I don’t know, but do you think the universe is trying to tell me something by throwing planes my way? Of course, when I say “throwing planes my way” I don’t mean that in the literal sense, but, well, almost. It all began with my first commercial/catalog assignment (for Shandar), which entailed photographing one of the models in a hangar. A couple of months later I would find myself in another airplane shed to do an Amelia Earhart-inspired set for a “vintage travel”-themed engagement session. And now here I was at the Van Nuys Airport for a family session!
If the name Mayce Arradaza rings a bell, that’s because she’s responsible for hair and makeup for most of the shoots I did in California. I wanted to do something in return for all the help she’d extended , so I offered one afternoon to photograph her and her family. Her partner Arvin is a pilot and a flight instructor, so it was a little difficult to pin him down. When he finally found the time in his busy schedule to come home to California, he had to be at the Van Nuys Airport to see an old friend and colleague, and so we decided to tag along and just do the session right there.
It was pretty sweltering in the San Fernando Valley that day (I think we were up to the mid-80s by the time we got to the airport) that I almost felt bad that I’d asked Mayce to be bundled up in scarves—the inspiration was Lauren Conrad’s airport looks, you see, which consisted of tunics, black leggings, brown boots, and scarves—but she never complained. I told her to just stand still and not move too much, that way it wouldn’t turn into a sweaty, sticky situation, but it was impossible not to move because their little girl Aira was so hyperactive that day, darting from one corner to another, and somebody had to chase her around somehow!
Of course, no one was about to chide Aira—in fact, we encouraged her to run around some more. All this frolic was like an answer to our prayers, you see, because the little girl was usually very shy and didn’t like her picture taken. In the days leading to this shoot we’d taken her out a couple of times (to Griffith Park and the Santa Monica Pier, and even San Diego!) for a few test shots, but she just wouldn’t smile for the camera! There were times she’d even hide! Luckily she was in a very playful mood that day at the airport, and she didn’t mind me taking pictures of her at all! She even brought her own camera—a Fisher-Price—so she could take her own pictures, too!
At first I had no idea where Aira’s change of mood was coming from—I thought it had something to do with the fact that we bribed her with Wetzels Pretzels (she’s crazy about their Cheddar Cheese dip). As the afternoon progressed, though, it became very clear she was just happy to be around her airplane. And, no, I am not talking about one of the model planes that we asked her to play with for some of the shots—those belong to her Dad. I am talking about the real deal red-and-white 1981 Cessna 152 that we used as backdrop for this shoot! Yes, that is her plane! Arvin bought it for and named it after her. Exactly how many little girls can claim that their dad bought them a plane? My guess is not a lot! Aira is a very, very lucky girl.

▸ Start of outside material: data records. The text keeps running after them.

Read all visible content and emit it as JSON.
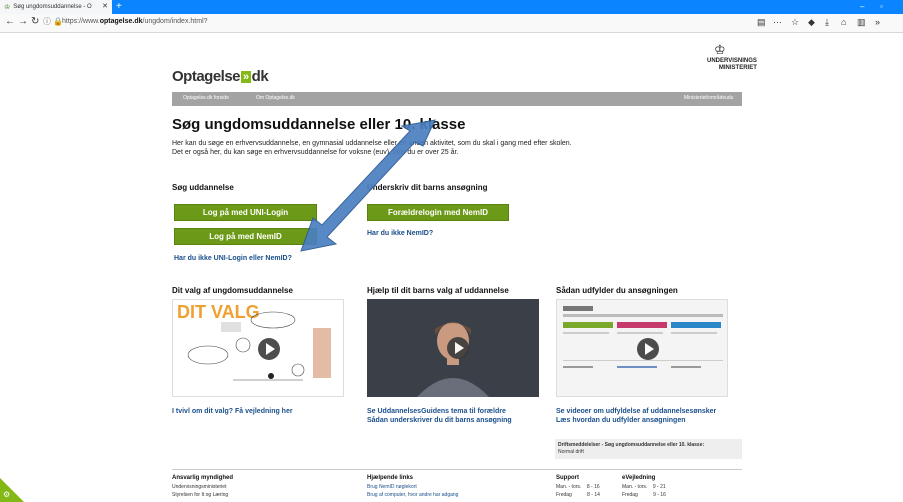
{
  "browser": {
    "tab_title": "Søg ungdomsuddannelse - O",
    "url_prefix": "https://www.",
    "url_domain": "optagelse.dk",
    "url_path": "/ungdom/index.html?"
  },
  "site": {
    "logo_left": "Optagelse",
    "logo_box": "»",
    "logo_right": "dk",
    "ministry_line1": "UNDERVISNINGS",
    "ministry_line2": "MINISTERIET",
    "menu": [
      "Optagelse.dk forside",
      "Om Optagelse.dk"
    ],
    "menu_right": "Ministeriet/områdeudu"
  },
  "main": {
    "title": "Søg ungdomsuddannelse eller 10. klasse",
    "intro_line1": "Her kan du søge en erhvervsuddannelse, en gymnasial uddannelse eller en anden aktivitet, som du skal i gang med efter skolen.",
    "intro_line2": "Det er også her, du kan søge en erhvervsuddannelse for voksne (euv), hvis du er over 25 år.",
    "left_heading": "Søg uddannelse",
    "btn_uni": "Log på med UNI-Login",
    "btn_nemid": "Log på med NemID",
    "link_no_login": "Har du ikke UNI-Login eller NemID?",
    "right_heading": "Underskriv dit barns ansøgning",
    "btn_parent": "Forældrelogin med NemID",
    "link_no_nemid": "Har du ikke NemID?"
  },
  "videos": [
    {
      "heading": "Dit valg af ungdomsuddannelse",
      "thumb_text": "DIT VALG",
      "caption1": "I tvivl om dit valg? Få vejledning her",
      "caption2": ""
    },
    {
      "heading": "Hjælp til dit barns valg af uddannelse",
      "thumb_text": "",
      "caption1": "Se UddannelsesGuidens tema til forældre",
      "caption2": "Sådan underskriver du dit barns ansøgning"
    },
    {
      "heading": "Sådan udfylder du ansøgningen",
      "thumb_text": "",
      "caption1": "Se videoer om udfyldelse af uddannelsesønsker",
      "caption2": "Læs hvordan du udfylder ansøgningen"
    }
  ],
  "status": {
    "line1": "Driftsmeddelelser - Søg ungdomsuddannelse eller 10. klasse:",
    "line2": "Normal drift"
  },
  "footer": {
    "col1_head": "Ansvarlig myndighed",
    "col1_l1": "Undervisningsministeriet",
    "col1_l2": "Styrelsen for It og Læring",
    "col2_head": "Hjælpende links",
    "col2_l1": "Brug NemID nøglekort",
    "col2_l2": "Brug af computer, hvor andre har adgang",
    "col3_head": "Support",
    "col3_l1": "Man. - tors.    8 - 16",
    "col3_l2": "Fredag           8 - 14",
    "col4_head": "eVejledning",
    "col4_l1": "Man. - tors.    9 - 21",
    "col4_l2": "Fredag           9 - 16"
  },
  "colors": {
    "accent_green": "#6c9a18",
    "link_blue": "#1a4f8b",
    "browser_blue": "#0a84ff"
  }
}
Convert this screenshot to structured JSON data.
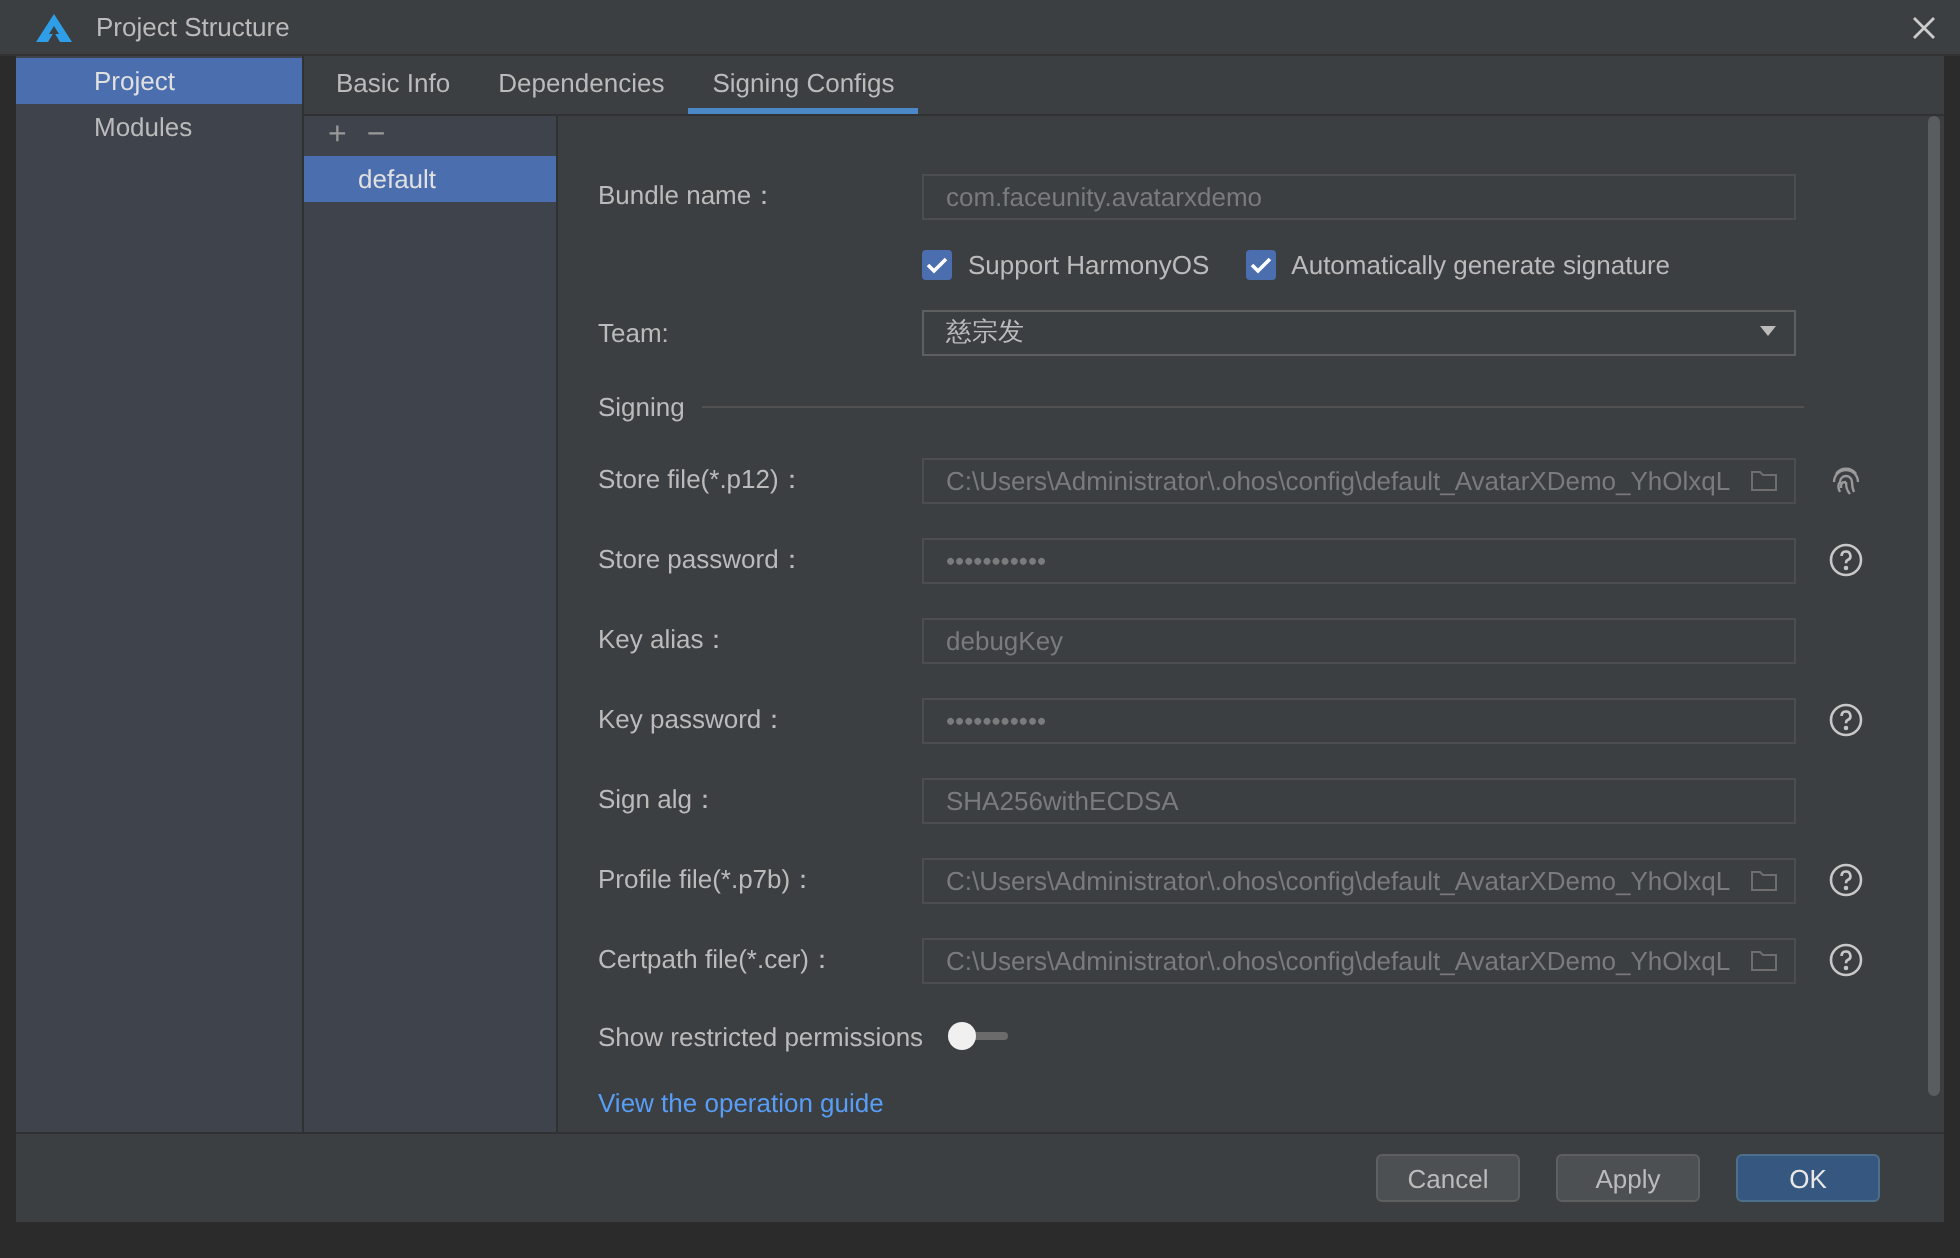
{
  "window": {
    "title": "Project Structure"
  },
  "sidebar": {
    "items": [
      {
        "label": "Project",
        "selected": true
      },
      {
        "label": "Modules",
        "selected": false
      }
    ]
  },
  "tabs": [
    {
      "label": "Basic Info",
      "selected": false
    },
    {
      "label": "Dependencies",
      "selected": false
    },
    {
      "label": "Signing Configs",
      "selected": true
    }
  ],
  "configs": {
    "toolbar": [
      "+",
      "−"
    ],
    "items": [
      {
        "label": "default",
        "selected": true
      }
    ]
  },
  "form": {
    "rows": [
      {
        "kind": "text",
        "label": "Bundle name：",
        "value": "com.faceunity.avatarxdemo"
      },
      {
        "kind": "checks",
        "items": [
          {
            "label": "Support HarmonyOS",
            "checked": true
          },
          {
            "label": "Automatically generate signature",
            "checked": true
          }
        ]
      },
      {
        "kind": "dropdown",
        "label": "Team:",
        "value": "慈宗发"
      },
      {
        "kind": "section",
        "label": "Signing"
      },
      {
        "kind": "file",
        "label": "Store file(*.p12)：",
        "value": "C:\\Users\\Administrator\\.ohos\\config\\default_AvatarXDemo_YhOlxqL",
        "side_button": {
          "kind": "fingerprint"
        }
      },
      {
        "kind": "password",
        "label": "Store password：",
        "value": "•••••••••••",
        "side_button": {
          "kind": "help"
        }
      },
      {
        "kind": "text",
        "label": "Key alias：",
        "value": "debugKey"
      },
      {
        "kind": "password",
        "label": "Key password：",
        "value": "•••••••••••",
        "side_button": {
          "kind": "help"
        }
      },
      {
        "kind": "text",
        "label": "Sign alg：",
        "value": "SHA256withECDSA"
      },
      {
        "kind": "file",
        "label": "Profile file(*.p7b)：",
        "value": "C:\\Users\\Administrator\\.ohos\\config\\default_AvatarXDemo_YhOlxqL",
        "side_button": {
          "kind": "help"
        }
      },
      {
        "kind": "file",
        "label": "Certpath file(*.cer)：",
        "value": "C:\\Users\\Administrator\\.ohos\\config\\default_AvatarXDemo_YhOlxqL",
        "side_button": {
          "kind": "help"
        }
      },
      {
        "kind": "toggle",
        "label": "Show restricted permissions",
        "on": false
      },
      {
        "kind": "link",
        "label": "View the operation guide"
      }
    ]
  },
  "buttons": [
    {
      "label": "Cancel",
      "kind": "secondary"
    },
    {
      "label": "Apply",
      "kind": "secondary"
    },
    {
      "label": "OK",
      "kind": "primary"
    }
  ]
}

Which brings us back to my original question: What is it about planes and hangars and airports, and why do I gravitate towards them? Does it mean that, like Aira, I’m lucky, too? I hope it’s nothing ominous or anything. I mean, they’re keeping me busy, so that should be a good thing, right? Let’s hope so. I should consider myself lucky, right, to be able to shoot at a storied location? How many people can claim that they’ve shot at a place where some of the more important scenes from 1942’s Casablanca were shot? My guess is not a lot!
Speaking of luck, I got real lucky that day when, on the way home from the airport, Mayce and Arvin decided to make a quick stopover at the LACMA so I could take a few shots of them with Chris Burden’s Urban Light—the installation of restored antique street lamps from various Southern California municipalities, at the museum’s entrance on Wilshire—as backdrop. Didn’t exactly have strobist equipment on me in order to be able to take decent night shots, and plus the whole thing didn’t exactly fit the aviation theme, but who was I to say no to this place? Here was my chance to tick one off my dream locations list! You’d think shooting at a legendary airport would be enough for me, but, no, I just had to get me some Urban Light!
Yes, Urban Light is one of those L.A. landmarks that I never get tired of. I don’t know, but just look at that whole thing, and tell me if it isn’t the most beautiful thing you’ve ever seen. To me, though, it’s more than just beautiful. They say it’s easy to lose yourself in a city like L.A.—there’s even a song that goes, “Remember, Hollywood’s not America”—and I sure can attest to that. Luckily I have this place to run to whenever I need to regain composure and borrow some optimism. I look up at those lamps and I am rejuvenated. To me, they represent a future that’s bright. And, unlike airplanes, they may not signify dreams that are about to take flight, but they sure do remind me of those that are standing tall.
Arvin Nacario Eslit, Mayce Aparis Arradaza and their daughter Aira | Photographed by Angelo Kangleon in Van Nuys and Los Angeles, CA, on May 24, 2012